WHAT TO PRODUCE -
Below are the entries; return exactly the line with "What data populates" and every later line, without anything else.
┄┄┄┄┄┄┄┄┄┄┄┄┄┄┄┄┄┄┄┄
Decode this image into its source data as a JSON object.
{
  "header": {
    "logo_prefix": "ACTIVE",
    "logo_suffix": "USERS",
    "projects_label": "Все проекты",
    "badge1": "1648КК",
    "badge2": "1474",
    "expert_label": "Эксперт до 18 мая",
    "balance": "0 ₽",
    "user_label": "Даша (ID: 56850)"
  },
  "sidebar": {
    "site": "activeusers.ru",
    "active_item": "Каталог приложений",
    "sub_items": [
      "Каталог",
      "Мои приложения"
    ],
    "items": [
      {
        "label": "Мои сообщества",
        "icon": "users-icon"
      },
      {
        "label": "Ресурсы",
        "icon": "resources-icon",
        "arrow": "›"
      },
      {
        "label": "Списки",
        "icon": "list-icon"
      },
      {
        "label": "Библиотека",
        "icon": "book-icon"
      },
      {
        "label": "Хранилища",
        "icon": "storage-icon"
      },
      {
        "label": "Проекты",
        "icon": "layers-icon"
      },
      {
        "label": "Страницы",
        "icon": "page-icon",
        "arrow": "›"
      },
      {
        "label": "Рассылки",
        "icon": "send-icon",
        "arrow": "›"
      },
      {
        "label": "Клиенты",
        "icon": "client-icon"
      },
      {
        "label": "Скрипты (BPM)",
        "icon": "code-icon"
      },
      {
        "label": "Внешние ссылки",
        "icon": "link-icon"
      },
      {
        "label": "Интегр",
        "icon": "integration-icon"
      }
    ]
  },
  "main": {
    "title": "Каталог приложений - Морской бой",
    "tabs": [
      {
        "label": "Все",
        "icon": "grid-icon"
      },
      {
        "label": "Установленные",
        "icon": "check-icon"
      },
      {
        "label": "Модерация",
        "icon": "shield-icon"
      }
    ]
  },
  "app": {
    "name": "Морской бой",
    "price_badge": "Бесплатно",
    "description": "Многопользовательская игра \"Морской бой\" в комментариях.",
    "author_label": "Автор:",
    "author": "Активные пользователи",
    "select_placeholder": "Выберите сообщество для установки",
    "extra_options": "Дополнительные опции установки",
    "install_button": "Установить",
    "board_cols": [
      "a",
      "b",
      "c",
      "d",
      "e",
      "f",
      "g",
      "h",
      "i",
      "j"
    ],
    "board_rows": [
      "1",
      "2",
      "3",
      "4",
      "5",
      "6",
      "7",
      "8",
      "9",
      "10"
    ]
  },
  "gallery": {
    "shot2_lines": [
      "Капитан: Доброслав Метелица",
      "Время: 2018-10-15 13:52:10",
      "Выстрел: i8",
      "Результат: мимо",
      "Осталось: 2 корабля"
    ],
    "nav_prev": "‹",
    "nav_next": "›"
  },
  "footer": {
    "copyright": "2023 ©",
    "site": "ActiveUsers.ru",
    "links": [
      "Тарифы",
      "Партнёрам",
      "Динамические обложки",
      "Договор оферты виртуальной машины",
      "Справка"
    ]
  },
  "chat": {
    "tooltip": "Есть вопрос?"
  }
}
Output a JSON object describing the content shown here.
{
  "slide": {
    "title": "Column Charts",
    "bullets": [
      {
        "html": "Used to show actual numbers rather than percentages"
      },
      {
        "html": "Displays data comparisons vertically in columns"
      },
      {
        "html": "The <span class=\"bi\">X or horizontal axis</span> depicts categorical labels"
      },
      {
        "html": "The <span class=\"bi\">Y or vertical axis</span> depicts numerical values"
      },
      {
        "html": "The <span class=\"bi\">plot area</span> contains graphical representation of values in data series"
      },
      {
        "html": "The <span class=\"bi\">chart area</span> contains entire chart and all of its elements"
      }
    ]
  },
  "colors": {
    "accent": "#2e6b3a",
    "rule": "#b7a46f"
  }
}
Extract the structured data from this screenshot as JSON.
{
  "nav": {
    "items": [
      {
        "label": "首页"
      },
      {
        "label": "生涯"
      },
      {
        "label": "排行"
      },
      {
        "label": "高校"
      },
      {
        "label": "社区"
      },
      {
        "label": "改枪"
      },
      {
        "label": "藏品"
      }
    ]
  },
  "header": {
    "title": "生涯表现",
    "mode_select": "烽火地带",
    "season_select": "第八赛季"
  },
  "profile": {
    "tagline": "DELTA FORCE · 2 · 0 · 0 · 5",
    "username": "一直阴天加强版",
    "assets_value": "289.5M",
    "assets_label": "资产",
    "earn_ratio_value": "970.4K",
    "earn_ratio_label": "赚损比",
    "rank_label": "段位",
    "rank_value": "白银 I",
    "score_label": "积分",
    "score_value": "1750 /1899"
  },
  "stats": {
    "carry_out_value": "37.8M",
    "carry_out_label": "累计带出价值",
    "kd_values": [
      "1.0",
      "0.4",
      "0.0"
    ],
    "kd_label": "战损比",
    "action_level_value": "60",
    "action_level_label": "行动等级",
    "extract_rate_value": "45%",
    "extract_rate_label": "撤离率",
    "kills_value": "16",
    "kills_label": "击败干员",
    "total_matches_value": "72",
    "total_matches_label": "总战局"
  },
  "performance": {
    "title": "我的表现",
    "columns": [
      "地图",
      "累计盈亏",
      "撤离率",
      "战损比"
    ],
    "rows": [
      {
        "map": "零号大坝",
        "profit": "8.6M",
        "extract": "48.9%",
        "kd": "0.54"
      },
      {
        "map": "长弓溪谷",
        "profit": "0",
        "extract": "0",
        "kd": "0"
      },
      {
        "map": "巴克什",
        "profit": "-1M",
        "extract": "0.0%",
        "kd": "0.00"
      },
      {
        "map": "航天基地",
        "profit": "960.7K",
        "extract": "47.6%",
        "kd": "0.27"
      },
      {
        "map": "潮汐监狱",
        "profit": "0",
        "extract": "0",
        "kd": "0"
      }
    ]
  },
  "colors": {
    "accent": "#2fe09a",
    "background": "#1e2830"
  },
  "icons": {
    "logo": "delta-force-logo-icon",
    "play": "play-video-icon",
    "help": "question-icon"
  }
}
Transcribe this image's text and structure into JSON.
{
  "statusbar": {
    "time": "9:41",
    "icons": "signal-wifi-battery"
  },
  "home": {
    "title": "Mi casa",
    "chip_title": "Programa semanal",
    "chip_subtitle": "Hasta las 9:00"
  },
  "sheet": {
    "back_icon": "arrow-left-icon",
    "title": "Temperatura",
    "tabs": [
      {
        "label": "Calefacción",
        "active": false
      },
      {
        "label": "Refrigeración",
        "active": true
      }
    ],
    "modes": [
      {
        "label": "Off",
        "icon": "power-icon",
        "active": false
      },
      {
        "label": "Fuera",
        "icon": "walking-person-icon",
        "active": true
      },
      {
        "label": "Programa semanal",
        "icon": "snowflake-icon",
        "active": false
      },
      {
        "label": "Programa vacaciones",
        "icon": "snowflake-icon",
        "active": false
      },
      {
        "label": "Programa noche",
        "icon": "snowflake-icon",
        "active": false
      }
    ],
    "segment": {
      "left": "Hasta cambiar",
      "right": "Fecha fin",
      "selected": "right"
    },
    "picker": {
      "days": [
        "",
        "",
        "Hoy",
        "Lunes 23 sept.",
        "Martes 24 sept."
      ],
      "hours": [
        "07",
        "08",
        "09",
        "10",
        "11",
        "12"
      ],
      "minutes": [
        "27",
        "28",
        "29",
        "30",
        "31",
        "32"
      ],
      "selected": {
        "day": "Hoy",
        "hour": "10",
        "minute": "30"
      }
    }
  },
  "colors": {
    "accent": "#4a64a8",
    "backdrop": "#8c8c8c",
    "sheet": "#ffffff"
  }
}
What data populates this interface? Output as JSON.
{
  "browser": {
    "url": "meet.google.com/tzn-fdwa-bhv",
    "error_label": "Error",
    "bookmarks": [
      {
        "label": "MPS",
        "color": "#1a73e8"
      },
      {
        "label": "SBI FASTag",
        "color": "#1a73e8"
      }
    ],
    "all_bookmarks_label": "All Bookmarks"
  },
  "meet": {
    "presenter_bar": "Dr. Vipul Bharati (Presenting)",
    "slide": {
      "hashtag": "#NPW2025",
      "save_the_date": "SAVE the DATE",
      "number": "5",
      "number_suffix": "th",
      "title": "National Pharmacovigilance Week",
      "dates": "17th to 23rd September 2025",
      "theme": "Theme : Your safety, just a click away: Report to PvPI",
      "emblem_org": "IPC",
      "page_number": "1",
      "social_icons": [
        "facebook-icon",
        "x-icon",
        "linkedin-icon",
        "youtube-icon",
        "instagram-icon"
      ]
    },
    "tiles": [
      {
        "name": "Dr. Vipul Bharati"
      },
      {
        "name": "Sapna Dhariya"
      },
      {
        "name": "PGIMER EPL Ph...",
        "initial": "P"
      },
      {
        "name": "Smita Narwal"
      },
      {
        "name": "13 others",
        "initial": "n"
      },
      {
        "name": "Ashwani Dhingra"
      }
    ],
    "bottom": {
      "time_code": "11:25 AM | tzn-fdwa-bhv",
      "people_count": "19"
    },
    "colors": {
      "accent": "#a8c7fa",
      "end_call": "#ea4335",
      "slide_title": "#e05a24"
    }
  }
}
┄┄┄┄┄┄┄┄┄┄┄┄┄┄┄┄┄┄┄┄
TASK RESPONSE -
What data populates this interface? Output as JSON.
{
  "browser": {
    "url": "meet.google.com/tzn-fdwa-bhv",
    "error_label": "Error",
    "bookmarks": [
      {
        "label": "MPS",
        "color": "#1a73e8"
      },
      {
        "label": "SBI FASTag",
        "color": "#1a73e8"
      }
    ],
    "all_bookmarks_label": "All Bookmarks"
  },
  "meet": {
    "presenter_bar": "Dr. Vipul Bharati (Presenting)",
    "slide": {
      "hashtag": "#NPW2025",
      "save_the_date": "SAVE the DATE",
      "number": "5",
      "number_suffix": "th",
      "title": "National Pharmacovigilance Week",
      "dates": "17th to 23rd September 2025",
      "theme": "Theme : Your safety, just a click away: Report to PvPI",
      "emblem_org": "IPC",
      "page_number": "1",
      "social_icons": [
        "facebook-icon",
        "x-icon",
        "linkedin-icon",
        "youtube-icon",
        "instagram-icon"
      ]
    },
    "tiles": [
      {
        "name": "Dr. Vipul Bharati"
      },
      {
        "name": "Sapna Dhariya"
      },
      {
        "name": "PGIMER EPL Ph...",
        "initial": "P"
      },
      {
        "name": "Smita Narwal"
      },
      {
        "name": "13 others",
        "initial": "n"
      },
      {
        "name": "Ashwani Dhingra"
      }
    ],
    "bottom": {
      "time_code": "11:25 AM | tzn-fdwa-bhv",
      "people_count": "19"
    },
    "colors": {
      "accent": "#a8c7fa",
      "end_call": "#ea4335",
      "slide_title": "#e05a24"
    }
  }
}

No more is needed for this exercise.